#### THE RECORDS ####
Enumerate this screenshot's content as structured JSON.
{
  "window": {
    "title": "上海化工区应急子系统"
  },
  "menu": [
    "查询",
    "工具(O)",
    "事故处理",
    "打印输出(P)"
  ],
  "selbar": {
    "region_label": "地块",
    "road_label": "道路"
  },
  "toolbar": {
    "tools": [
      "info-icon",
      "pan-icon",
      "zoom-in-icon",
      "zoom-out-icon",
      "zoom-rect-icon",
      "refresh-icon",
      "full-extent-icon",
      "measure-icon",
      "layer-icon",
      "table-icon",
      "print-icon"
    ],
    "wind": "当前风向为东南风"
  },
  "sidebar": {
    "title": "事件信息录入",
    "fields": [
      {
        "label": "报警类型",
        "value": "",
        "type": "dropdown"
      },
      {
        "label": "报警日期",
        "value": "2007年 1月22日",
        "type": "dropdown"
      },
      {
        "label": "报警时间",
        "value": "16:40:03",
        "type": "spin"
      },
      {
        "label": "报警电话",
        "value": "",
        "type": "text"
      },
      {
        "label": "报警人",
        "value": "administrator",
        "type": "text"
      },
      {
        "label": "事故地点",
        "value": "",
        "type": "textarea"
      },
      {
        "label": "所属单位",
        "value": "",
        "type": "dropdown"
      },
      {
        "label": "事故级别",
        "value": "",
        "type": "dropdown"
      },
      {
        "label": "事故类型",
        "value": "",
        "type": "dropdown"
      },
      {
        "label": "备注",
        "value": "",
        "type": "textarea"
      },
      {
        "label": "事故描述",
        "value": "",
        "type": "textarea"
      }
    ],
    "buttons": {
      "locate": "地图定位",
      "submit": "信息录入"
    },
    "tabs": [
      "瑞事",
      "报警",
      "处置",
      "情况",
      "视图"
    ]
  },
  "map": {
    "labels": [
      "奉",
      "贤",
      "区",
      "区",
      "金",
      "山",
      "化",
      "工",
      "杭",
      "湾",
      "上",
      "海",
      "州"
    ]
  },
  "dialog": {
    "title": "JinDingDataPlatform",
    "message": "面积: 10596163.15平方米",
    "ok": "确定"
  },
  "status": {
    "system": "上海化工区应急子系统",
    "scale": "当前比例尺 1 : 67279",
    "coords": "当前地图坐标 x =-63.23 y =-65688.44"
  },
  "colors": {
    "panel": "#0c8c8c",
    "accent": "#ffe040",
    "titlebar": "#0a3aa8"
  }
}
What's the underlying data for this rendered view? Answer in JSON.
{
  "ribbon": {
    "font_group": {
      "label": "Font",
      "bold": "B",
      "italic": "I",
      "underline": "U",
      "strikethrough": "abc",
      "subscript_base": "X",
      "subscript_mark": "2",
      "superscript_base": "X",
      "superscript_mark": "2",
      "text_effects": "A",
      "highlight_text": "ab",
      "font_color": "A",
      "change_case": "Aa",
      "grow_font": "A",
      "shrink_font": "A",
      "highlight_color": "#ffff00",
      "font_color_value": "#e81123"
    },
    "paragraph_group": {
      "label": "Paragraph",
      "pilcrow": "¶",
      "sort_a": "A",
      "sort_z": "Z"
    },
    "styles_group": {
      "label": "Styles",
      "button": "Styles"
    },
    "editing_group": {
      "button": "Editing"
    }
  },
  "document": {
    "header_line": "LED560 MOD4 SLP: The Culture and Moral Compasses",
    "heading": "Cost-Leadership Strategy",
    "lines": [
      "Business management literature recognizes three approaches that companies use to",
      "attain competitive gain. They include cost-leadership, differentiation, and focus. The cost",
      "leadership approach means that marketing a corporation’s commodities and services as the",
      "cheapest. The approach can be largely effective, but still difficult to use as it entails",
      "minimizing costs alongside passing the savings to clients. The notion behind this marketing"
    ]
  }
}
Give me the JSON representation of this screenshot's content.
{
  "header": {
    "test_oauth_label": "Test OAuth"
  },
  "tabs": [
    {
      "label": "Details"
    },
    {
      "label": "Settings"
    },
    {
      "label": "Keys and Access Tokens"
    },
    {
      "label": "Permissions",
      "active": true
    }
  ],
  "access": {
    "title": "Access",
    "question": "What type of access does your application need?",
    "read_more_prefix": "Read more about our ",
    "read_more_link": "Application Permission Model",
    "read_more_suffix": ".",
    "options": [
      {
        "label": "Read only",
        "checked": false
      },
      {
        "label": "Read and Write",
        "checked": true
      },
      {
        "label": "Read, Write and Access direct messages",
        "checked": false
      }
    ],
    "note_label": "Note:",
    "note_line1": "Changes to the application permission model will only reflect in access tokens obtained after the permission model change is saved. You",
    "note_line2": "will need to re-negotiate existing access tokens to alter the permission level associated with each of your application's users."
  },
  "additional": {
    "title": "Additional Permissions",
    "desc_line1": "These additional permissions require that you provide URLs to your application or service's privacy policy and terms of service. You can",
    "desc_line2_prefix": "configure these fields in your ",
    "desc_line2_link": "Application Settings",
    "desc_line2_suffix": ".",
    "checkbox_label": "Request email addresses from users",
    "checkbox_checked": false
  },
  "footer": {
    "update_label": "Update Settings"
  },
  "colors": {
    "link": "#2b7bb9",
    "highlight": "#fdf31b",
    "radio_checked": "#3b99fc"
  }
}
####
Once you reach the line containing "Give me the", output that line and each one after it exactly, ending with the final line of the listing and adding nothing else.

Give me the JSON representation of this screenshot's content.
{
  "header": {
    "test_oauth_label": "Test OAuth"
  },
  "tabs": [
    {
      "label": "Details"
    },
    {
      "label": "Settings"
    },
    {
      "label": "Keys and Access Tokens"
    },
    {
      "label": "Permissions",
      "active": true
    }
  ],
  "access": {
    "title": "Access",
    "question": "What type of access does your application need?",
    "read_more_prefix": "Read more about our ",
    "read_more_link": "Application Permission Model",
    "read_more_suffix": ".",
    "options": [
      {
        "label": "Read only",
        "checked": false
      },
      {
        "label": "Read and Write",
        "checked": true
      },
      {
        "label": "Read, Write and Access direct messages",
        "checked": false
      }
    ],
    "note_label": "Note:",
    "note_line1": "Changes to the application permission model will only reflect in access tokens obtained after the permission model change is saved. You",
    "note_line2": "will need to re-negotiate existing access tokens to alter the permission level associated with each of your application's users."
  },
  "additional": {
    "title": "Additional Permissions",
    "desc_line1": "These additional permissions require that you provide URLs to your application or service's privacy policy and terms of service. You can",
    "desc_line2_prefix": "configure these fields in your ",
    "desc_line2_link": "Application Settings",
    "desc_line2_suffix": ".",
    "checkbox_label": "Request email addresses from users",
    "checkbox_checked": false
  },
  "footer": {
    "update_label": "Update Settings"
  },
  "colors": {
    "link": "#2b7bb9",
    "highlight": "#fdf31b",
    "radio_checked": "#3b99fc"
  }
}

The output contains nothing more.